Marketing’s New Rules
During the last few years I’ve had the opportunity to meet lots of marketing executives during my travels. I hear the same storyover and over and a pattern is emerging that I’ve tried to address in this post.
The marketing profession is always changing and we know that the “Mad Men”-style era of advertising that favored creativity over analytics is gone. Some see this move from creativity to data-driven actionabilty as two distinct and separate disciplines. I don’t, and they’re not. It’s critical that we learn these new rules.
Rule No. 1: Merge Your Left and Right Lobes
The new marketer needs to be multi-talented, using both left and right brain functions. Those who can shift seamlessly between these two lobes will give their products the best chance for success. These days we need to be part artist and part data scientist to excel. We need to be both analytical and creative – truly a content engineer.
Rule No. 2: Creativity Without Conversion Equals Zero
It’s the same both online and offline. We need to sell products, and to do that we need to communicate and convert, both with micro and macro conversions. Today it’s critical that we create compelling content for a pre-defined business purpose. And if you don’t agree with me, you’re really only writing for yourself, so save it for your diary.
Rule No. 3: Learn the New Marketing Four Ps
Remember the old marketing Four Ps: product, promotion, place, and price? Well, there’s a new set of Four Ps today, driven by mobile: people, process, purpose, and platform.
It’s not about Math Men, Mad Men, or Sexy Data Scientists. As we know, roles and responsibilities across the business need to realign and meet the needs of our new paradigm. There’s now a direct line between, and often a single person who owns acquisition marketing, conversion marketing or “on-boarding,” and product user engagement, as volumes of data drive outcomes very quickly – sometimes in less than a day.
“Gamers” drove much of our notion of app engagement around user experience in the mobile world. Apps just had to be good and a crappy app would die a quick death. Fast fail. And since so many users at any given time were using a game, we could let the “law of large numbers” drive our decisions and we learned a lot about user behavior and retention rates in mobile applications. Zynga is, after all, an analytics company masquerading as a gaming company, and it clearly taught us a lot about app engagement over time.
As we are moving toward one person owning all three levels of responsibility for acquisition, conversion, and retention (more like a producer in the game world), we now need to evolve our processes about what messages and media we use, by segment. We have to look at retention rates over lifetime value (LTV), so the message, content, and media can be A/B tested against app performance goals, cost, and ROI.

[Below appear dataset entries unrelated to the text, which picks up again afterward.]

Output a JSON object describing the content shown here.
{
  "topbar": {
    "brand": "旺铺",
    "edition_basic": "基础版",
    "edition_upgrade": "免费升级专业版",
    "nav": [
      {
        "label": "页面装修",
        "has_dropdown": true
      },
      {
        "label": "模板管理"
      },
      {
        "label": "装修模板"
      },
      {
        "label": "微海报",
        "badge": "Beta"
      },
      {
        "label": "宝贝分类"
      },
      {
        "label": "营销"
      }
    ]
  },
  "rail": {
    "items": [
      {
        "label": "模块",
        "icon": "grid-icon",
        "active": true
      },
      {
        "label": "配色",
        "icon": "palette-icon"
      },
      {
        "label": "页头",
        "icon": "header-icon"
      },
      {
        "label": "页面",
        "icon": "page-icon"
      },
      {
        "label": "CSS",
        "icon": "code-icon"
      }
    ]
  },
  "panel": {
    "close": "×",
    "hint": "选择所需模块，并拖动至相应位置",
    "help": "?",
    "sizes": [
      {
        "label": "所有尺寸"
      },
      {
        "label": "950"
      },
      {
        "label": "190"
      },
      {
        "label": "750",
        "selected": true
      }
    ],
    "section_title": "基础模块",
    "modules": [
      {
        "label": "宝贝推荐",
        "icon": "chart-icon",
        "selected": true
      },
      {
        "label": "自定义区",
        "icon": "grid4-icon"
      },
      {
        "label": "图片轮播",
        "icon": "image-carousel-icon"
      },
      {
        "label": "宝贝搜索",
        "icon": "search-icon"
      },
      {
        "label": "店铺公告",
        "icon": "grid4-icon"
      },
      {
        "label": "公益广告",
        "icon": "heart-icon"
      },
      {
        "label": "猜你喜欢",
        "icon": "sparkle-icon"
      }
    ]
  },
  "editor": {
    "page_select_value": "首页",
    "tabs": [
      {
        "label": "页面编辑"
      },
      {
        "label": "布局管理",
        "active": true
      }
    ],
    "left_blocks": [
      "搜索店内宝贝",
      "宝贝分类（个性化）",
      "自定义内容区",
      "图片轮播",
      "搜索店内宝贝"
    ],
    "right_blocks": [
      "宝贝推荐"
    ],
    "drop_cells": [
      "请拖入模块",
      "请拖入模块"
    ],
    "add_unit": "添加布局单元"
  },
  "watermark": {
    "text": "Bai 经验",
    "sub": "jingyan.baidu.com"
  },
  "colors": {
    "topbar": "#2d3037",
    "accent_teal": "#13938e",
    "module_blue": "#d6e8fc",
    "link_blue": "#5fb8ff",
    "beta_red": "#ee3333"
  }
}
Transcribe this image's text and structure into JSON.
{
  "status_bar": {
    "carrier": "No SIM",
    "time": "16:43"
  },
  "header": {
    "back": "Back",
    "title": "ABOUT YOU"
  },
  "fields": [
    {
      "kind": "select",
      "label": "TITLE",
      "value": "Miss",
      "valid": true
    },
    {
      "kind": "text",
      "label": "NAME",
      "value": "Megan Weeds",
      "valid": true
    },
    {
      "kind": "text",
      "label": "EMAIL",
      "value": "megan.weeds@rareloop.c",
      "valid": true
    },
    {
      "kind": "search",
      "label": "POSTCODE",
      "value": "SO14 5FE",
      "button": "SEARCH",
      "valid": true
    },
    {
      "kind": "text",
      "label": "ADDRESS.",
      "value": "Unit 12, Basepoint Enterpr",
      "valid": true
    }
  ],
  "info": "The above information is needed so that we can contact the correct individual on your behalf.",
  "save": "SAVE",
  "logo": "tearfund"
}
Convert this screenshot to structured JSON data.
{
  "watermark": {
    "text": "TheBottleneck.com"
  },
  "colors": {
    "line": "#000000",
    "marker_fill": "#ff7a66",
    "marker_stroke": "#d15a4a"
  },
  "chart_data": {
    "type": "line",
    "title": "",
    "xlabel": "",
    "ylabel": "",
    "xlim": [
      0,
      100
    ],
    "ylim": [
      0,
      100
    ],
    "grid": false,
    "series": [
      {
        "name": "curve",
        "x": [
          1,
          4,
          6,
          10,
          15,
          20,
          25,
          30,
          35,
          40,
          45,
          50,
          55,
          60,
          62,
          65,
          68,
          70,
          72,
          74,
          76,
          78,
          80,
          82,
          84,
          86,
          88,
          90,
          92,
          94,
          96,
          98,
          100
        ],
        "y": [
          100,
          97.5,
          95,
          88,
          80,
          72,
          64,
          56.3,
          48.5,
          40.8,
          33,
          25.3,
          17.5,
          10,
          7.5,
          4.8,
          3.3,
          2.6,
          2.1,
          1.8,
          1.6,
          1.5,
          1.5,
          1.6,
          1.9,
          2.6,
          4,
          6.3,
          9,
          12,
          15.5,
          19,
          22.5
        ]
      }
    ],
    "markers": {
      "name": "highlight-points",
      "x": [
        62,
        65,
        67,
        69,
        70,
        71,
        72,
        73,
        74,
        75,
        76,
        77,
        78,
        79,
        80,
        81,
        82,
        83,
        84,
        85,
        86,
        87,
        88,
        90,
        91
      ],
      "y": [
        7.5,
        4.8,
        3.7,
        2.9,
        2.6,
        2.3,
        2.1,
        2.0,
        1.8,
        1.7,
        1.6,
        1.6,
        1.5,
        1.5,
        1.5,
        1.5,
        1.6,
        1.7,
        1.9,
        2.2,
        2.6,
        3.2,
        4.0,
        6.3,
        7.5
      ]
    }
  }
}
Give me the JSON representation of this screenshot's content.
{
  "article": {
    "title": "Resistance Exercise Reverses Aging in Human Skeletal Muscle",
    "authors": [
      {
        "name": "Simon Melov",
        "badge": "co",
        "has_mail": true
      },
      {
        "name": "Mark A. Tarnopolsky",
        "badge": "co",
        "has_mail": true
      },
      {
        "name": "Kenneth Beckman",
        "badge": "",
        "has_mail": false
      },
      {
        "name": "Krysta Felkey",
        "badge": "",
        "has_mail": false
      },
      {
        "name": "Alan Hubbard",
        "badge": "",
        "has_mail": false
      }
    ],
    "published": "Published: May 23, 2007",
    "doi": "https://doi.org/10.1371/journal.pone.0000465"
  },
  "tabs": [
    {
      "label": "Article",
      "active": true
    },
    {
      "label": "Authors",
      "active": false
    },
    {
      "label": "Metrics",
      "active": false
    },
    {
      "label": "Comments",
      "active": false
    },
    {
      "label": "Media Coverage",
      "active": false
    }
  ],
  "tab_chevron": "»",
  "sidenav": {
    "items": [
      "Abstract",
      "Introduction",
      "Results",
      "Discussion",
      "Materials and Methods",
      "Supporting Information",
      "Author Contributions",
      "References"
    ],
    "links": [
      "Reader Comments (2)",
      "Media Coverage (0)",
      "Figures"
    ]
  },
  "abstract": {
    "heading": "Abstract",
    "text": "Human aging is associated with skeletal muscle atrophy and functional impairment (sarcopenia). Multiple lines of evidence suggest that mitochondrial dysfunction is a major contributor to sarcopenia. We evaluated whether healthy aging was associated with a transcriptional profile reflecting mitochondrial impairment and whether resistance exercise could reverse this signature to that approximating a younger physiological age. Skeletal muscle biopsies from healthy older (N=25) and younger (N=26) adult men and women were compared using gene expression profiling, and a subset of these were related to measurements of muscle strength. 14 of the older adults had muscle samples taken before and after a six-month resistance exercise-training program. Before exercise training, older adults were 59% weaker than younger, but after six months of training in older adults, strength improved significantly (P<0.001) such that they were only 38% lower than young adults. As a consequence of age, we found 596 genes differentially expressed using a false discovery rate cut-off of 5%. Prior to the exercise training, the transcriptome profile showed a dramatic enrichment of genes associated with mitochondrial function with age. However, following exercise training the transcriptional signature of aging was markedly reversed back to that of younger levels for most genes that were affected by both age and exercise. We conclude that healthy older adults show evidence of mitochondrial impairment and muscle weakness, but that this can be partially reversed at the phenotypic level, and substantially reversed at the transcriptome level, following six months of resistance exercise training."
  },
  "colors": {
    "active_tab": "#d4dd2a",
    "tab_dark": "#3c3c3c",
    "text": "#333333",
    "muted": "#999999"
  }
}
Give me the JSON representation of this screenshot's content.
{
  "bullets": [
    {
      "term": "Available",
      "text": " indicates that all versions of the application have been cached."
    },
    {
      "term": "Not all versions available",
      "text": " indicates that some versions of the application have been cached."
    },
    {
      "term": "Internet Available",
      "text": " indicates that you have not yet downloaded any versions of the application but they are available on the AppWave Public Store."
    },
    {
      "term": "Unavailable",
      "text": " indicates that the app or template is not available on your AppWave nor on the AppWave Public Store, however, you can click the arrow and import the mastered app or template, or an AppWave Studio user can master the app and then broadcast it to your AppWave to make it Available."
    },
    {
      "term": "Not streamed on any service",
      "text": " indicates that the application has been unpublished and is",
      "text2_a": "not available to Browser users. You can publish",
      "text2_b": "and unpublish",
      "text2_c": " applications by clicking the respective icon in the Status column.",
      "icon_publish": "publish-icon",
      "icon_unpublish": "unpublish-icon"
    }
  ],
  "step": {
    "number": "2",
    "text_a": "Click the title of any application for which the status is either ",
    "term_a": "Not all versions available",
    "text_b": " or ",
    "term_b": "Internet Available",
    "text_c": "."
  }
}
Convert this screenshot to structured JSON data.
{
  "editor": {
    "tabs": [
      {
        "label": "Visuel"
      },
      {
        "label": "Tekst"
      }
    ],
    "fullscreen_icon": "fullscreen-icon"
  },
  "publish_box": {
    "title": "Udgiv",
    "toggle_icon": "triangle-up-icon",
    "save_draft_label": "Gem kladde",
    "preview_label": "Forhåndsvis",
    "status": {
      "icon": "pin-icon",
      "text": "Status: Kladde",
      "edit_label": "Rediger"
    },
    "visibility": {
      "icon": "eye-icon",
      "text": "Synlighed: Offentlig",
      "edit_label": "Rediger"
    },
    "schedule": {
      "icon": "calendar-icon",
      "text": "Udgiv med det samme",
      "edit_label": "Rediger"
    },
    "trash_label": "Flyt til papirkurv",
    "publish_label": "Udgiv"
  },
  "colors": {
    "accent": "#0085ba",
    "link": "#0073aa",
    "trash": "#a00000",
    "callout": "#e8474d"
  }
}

We need to define our process about what data we collect, how we collect it, and who is responsible for the optimization. Some say, “In the right time.” New roles, like chief data officer, will replace the old notion of CMO and champion new process.
Today, the identification of purpose is missing from many mobile applications, just like during the earliest days of the website deployment. I hear the excuse, “We’re doing it because our competition is doing it.” That’s not enough.
The understanding of purpose was key to building online business. And, like in the late ’90s, mobile is now in a very early stage of accelerating adoption, yet few organizations have much discipline around definition of goals. Analytics then and today is key.
And once you have your people on board, have identified your purpose, and have addressed the process, it’s time to think about the platform. Or, what tools and applications do you need to reach your goals? I’ve seen too many companies do this in reverse, usually falling prey to vendor hype compounded by not having the first three Ps set.
Then, when you have all of your Four Ps in place, start with a small and measureable project. If you don’t, your platform will likely become shelfware.
Rule No. 4: ABC – Always Be Clear!
We need to define our terms/words, as too many people are trying to measure everything, across every channel in real time, when few seem clear on the definition of much of anything. I’ve recently coauthored a report on convergence analytics, with Incisive Media, which included our survey about the definition of common terms like “real-time” and “multi-channel.” And it’s not surprising that there’s no clear definition of what the terms mean. Some think real-time is sub-second, while others think it is hours. Sometimes multi-channel means online and offline channels, while other times it means only digital channels or cross-enterprise silos – more marketing operations-like. Be careful and make sure you’re on the same page. Few are.
We need new hybrid skills to help drive mobile and online business – people who create process and apply numbers to words that convert, and who understand new engagement and conversion models. We need agile product developers schooled in both mobile-first design and the latest ways to take advantage of the underlying technology, both in hardware and software, and who are analytical. They will know about how augmented reality creates brand engagement; how the phone’s multiple signals can be tapped for conversion data; and where artificial intelligence works, and where it doesn’t. Next time I’ll write about the new marketing roles and how “big data” is making a big difference.